By Angela Haggerty
Prime Minister David Cameron told an emergency House of Commons debate on the fragile situation in Syria on Thursday that the government must make a judgement call on whether to take military action against the regime of president Bashar al-Assad.
Mr Cameron admitted the government did not have conclusive proof that President Assad’s regime was behind an alleged chemical weapons attack last week but said it was “highly likely”.
MPs were called back early from their summer break for the debate although no decision will be taken today on whether MPs approve of military intervention. Instead, the Prime Minister said time would be given for UN inspectors to complete investigations into the alleged chemical weapons attack which killed at least 300 people and left thousands requiring hospital treatment.
“Let's not pretend there is one smoking piece of intelligence that can solve the whole problem,” said Mr Cameron, adding that the UK should be clear on its objectives.
“It's not about taking sides in the conflict, it's not about invading, it's not about regime change or indeed working more closely with the opposition," he went on.
"It's about the large-scale use of chemical weapons and our response to a war crime - nothing else.”
While Mr Cameron insisted that the preferred option was intervention with UN backing, he said it wasn’t essential and that the case could still be made for action under international law.
When questioned on what President Assad’s regime had to gain by using chemical weapons, Mr Cameron admitted attributing a motive had been a difficult task but he believed the Syrian government was “testing boundaries” and the international response must be clear.
Labour party leader Ed Miliband did not oppose military action in principle but insisted the UN must be given time to deliver a clearer picture of what happened in the alleged chemical weapons incident and there should be a clear road-map to a decision.
Russia is opposed to military action and UN Secretary General Ban Ki-moon has called for patience. The UN is expecting a report from inspectors in the country on Saturday. President Obama said in June that the use of chemical weapons was a “red line” for the US, although the West claims that last week’s incident was one of several such attacks in the country by Syrian forces.
However, President Assad has strongly denied that his regime was behind the attack, pointing the finger instead at Syrian rebels. He told a Russian publication that suggestions his forces were responsible for the attack were “contrary to basic logic” and said the accusations were “political”.

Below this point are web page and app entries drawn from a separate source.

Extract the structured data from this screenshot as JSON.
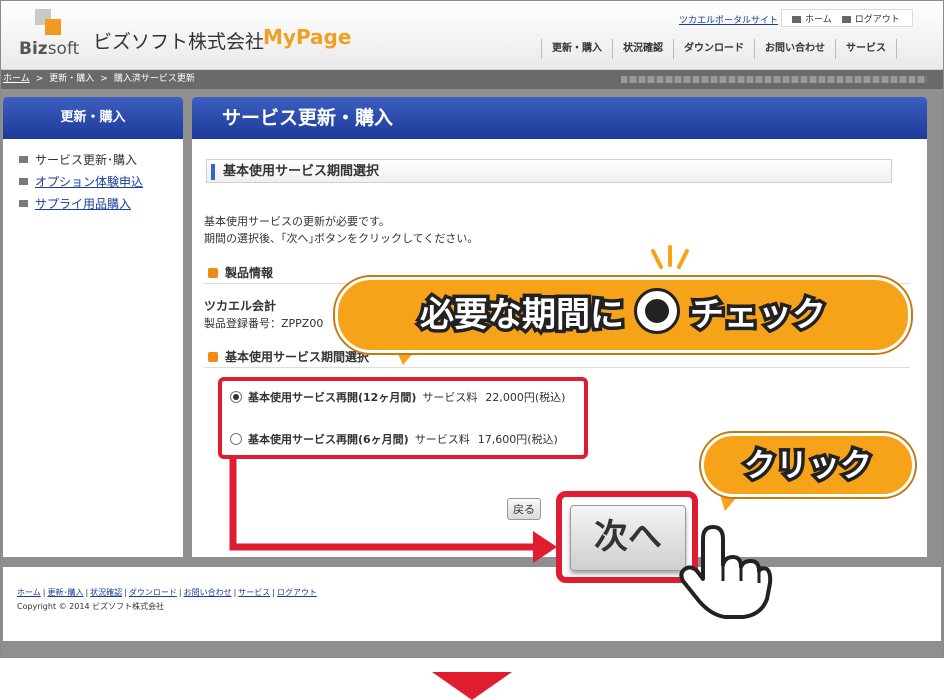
{
  "header": {
    "logo_text_biz": "Biz",
    "logo_text_soft": "soft",
    "company_name": "ビズソフト株式会社",
    "mypage_label": "MyPage",
    "portal_link": "ツカエルポータルサイト",
    "home_link": "ホーム",
    "logout_link": "ログアウト",
    "nav": [
      "更新・購入",
      "状況確認",
      "ダウンロード",
      "お問い合わせ",
      "サービス"
    ]
  },
  "breadcrumb": {
    "home": "ホーム",
    "sep": ">",
    "level1": "更新・購入",
    "level2": "購入済サービス更新"
  },
  "sidebar": {
    "title": "更新・購入",
    "items": [
      {
        "label": "サービス更新･購入",
        "link": false
      },
      {
        "label": "オプション体験申込",
        "link": true
      },
      {
        "label": "サプライ用品購入",
        "link": true
      }
    ]
  },
  "main": {
    "title": "サービス更新・購入",
    "section_title": "基本使用サービス期間選択",
    "intro_line1": "基本使用サービスの更新が必要です。",
    "intro_line2": "期間の選択後、｢次へ｣ボタンをクリックしてください。",
    "product_heading": "製品情報",
    "product_name": "ツカエル会計",
    "product_reg": "製品登録番号：ZPPZ00",
    "period_heading": "基本使用サービス期間選択",
    "options": [
      {
        "name": "基本使用サービス再開(12ヶ月間)",
        "fee_label": "サービス料",
        "fee": "22,000円(税込)",
        "selected": true
      },
      {
        "name": "基本使用サービス再開(6ヶ月間)",
        "fee_label": "サービス料",
        "fee": "17,600円(税込)",
        "selected": false
      }
    ],
    "back_button": "戻る",
    "next_button": "次へ"
  },
  "footer": {
    "links": [
      "ホーム",
      "更新･購入",
      "状況確認",
      "ダウンロード",
      "お問い合わせ",
      "サービス",
      "ログアウト"
    ],
    "copyright": "Copyright © 2014 ビズソフト株式会社"
  },
  "callouts": {
    "check_before": "必要な期間に",
    "check_after": "チェック",
    "click": "クリック"
  },
  "colors": {
    "accent_orange": "#f6a31a",
    "highlight_red": "#e01d30",
    "header_blue": "#1c3a98",
    "link_blue": "#1a3e9a"
  }
}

Civil war has ravaged the country and the UN estimates there have been at least 80,000 deaths.